Dr. Johanna Rubba
English Department (Linguistics)
Cal Poly State University San Luis Obispo
Last updated  2/24/00
 
 

Semantic Change: Some examples 

Source: Millward, Catherine A., "A Biography of the English Language", Harcourt Brace College Publishers, 1996.

Definitions:

Generalization: The meaning of a word broadens to include more objects/ideas referred to.
Narrowing: The opposite of generalization: The meaning of a word narrows, so that it refers to fewer objects/ideas.
Amelioration: The meaning of a word loses negative connotations (or neutral ones) and acquires positive connotations.
Pejoration: The opposite of amelioration: The meaning of a word gains negative connotations which it didn't use to have.
Other shifts: There is a shift in what the word refers to that is not easily classified as any of the above.

Generalization Narrowing Amelioration Pejoration Other shifts
word old mng. word old mng. word old mng. word old mng. word old mng.
bird chick weed any plant steed any horse silly happy, fortunate cloud hill
rough of cloth or hairy surfaces sweat exude any body fluid pretty tricky, sly, wily crafty skilled worm dragon, monster
twist twig, tendril swelter die dreary gory, bloody lewd layperson stuff supply, provision
crop young shoot of plant narrow oppress, restrict fond idiotic, crazy churl peasant, layman awe terror, dread
plant shrub, sapling free noble, free dizzy foolish boor farmer know-ledge acknow-ledge
trend revolve, roll beam tree bower bedroom, living space lust pleasure, delight tide time
heap crowd of people tree chopped wood knight boy carp talk, speech warp throw
acorn any fruit boy rascal knave boy wan dark, dusky
fowl any bird await lie in wait for hussy housewife grin grimace
deer any animal bare useless, worthless wench girl quell kill
girl youth M/F jolly arrogant, wanton villain farmer fret devour
harlot rascal, thief M/F luxury lust, licentious-ness spill destroy

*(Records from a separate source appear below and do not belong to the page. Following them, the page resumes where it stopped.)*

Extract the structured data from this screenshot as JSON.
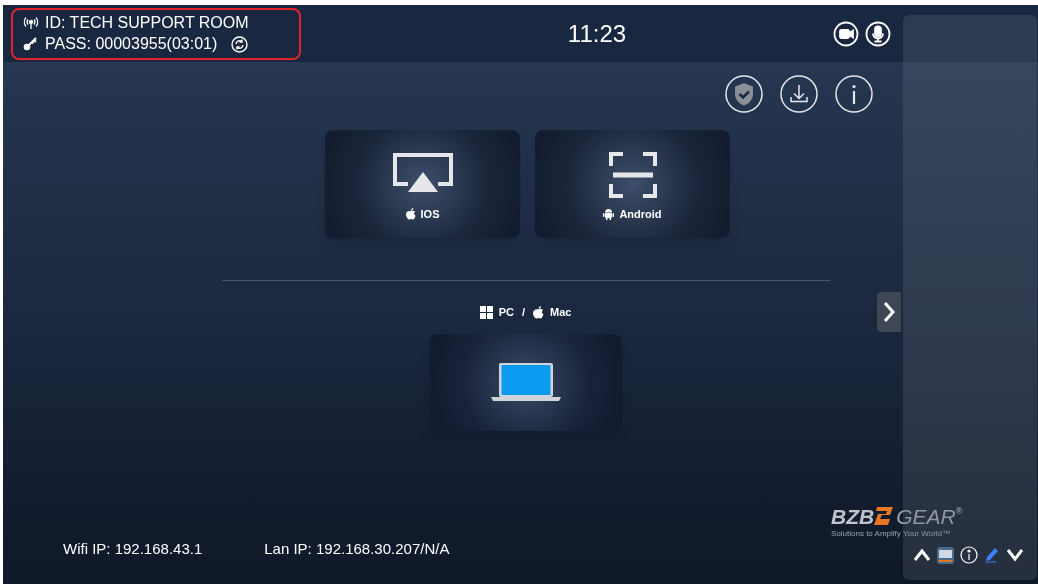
{
  "header": {
    "room_id": "ID: TECH SUPPORT ROOM",
    "password": "PASS: 00003955(03:01)",
    "time": "11:23"
  },
  "cast_options": [
    {
      "kind": "airplay",
      "label": "IOS"
    },
    {
      "kind": "android",
      "label": "Android"
    }
  ],
  "pc_section": {
    "pc_label": "PC",
    "separator": "/",
    "mac_label": "Mac"
  },
  "footer": {
    "wifi_ip": "Wifi IP: 192.168.43.1",
    "lan_ip": "Lan IP: 192.168.30.207/N/A"
  },
  "logo": {
    "brand_left": "BZB",
    "brand_right": "GEAR",
    "registered": "®",
    "tagline": "Solutions to Amplify Your World™"
  }
}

Some more-detailed histories:

The word 'fair' has extended its meaning, keeping most of its former senses:

'fair': (1) OE fæger 'beautiful, attractive' > (2) by 1300: add 'free of fraud or injustice' >(3) 1400 add 'unblemished' > (4) 1500s add 'blond' > (5) 1700s: add 'moderate'.
Examples: (1) 'a fair maiden'; (2) 'fair play', 'unfair'; (3) 'fair weather'; (4) 'fair-haired'; (5) 'fairly interesting'. Note that the expression 'a fair amount' is moving from meaning 'a moderate amount' to 'a somewhat large amount'.

The word 'nice', on the other hand, has lost most of its former meanings on its way to today's general meaning:

'nice': (borrowed from French) (1) 1200s 'foolish, stupid' > (2) 1300s 'wanton'[so, do you still want to marry a nice guy or girl?] (3) 1400s: 'flamboyant, elegant, rare, modest, shy, coy' and 'lazy, unmanly' > (4) 1500s 'fastidious, dainty, difficult to decide; minute, subtle; precise, critical, picayuney'> (5) 1700s 'dainty, appetizing, agreeable, delightful' > (6) contemporary 'agreeable, pleasant, kind'.

Some meanderings through different Indo-European languages: 

(1) '*teu-' a reconstructed IE root meaning 'swell' has given us Latin 'tumor' but English 'thumb' and 'thigh'.

(2) '*poid, pid, poi-, pi-' reconstructed IE words/roots for 'gush forth, swell' has led to various cognates whose meanings are now often not closely related:

Germanic '*faityan' 'to fatten'; whence English 'fat'; Dutch 'vet'; German 'fett' (which also means 'grease, cooking fat' 'fett' applied to people or animals means 'obese' and the word 'dick' (English 'thick') is used as is 'fat' in English); Greek'piduein' 'gush', 'pidax' 'spring'; Old Irish 'esc' (from Proto-Gaelic *'pidska') 'water', Gaelic 'uisg' 'water' hence English 'whisky'. So 'fat' and 'whisky' come from the same IE source word! (Source of this example: C. T. Onions, ed., "The Oxford Dictionary of Etymology", Oxford U. Press, 1966.)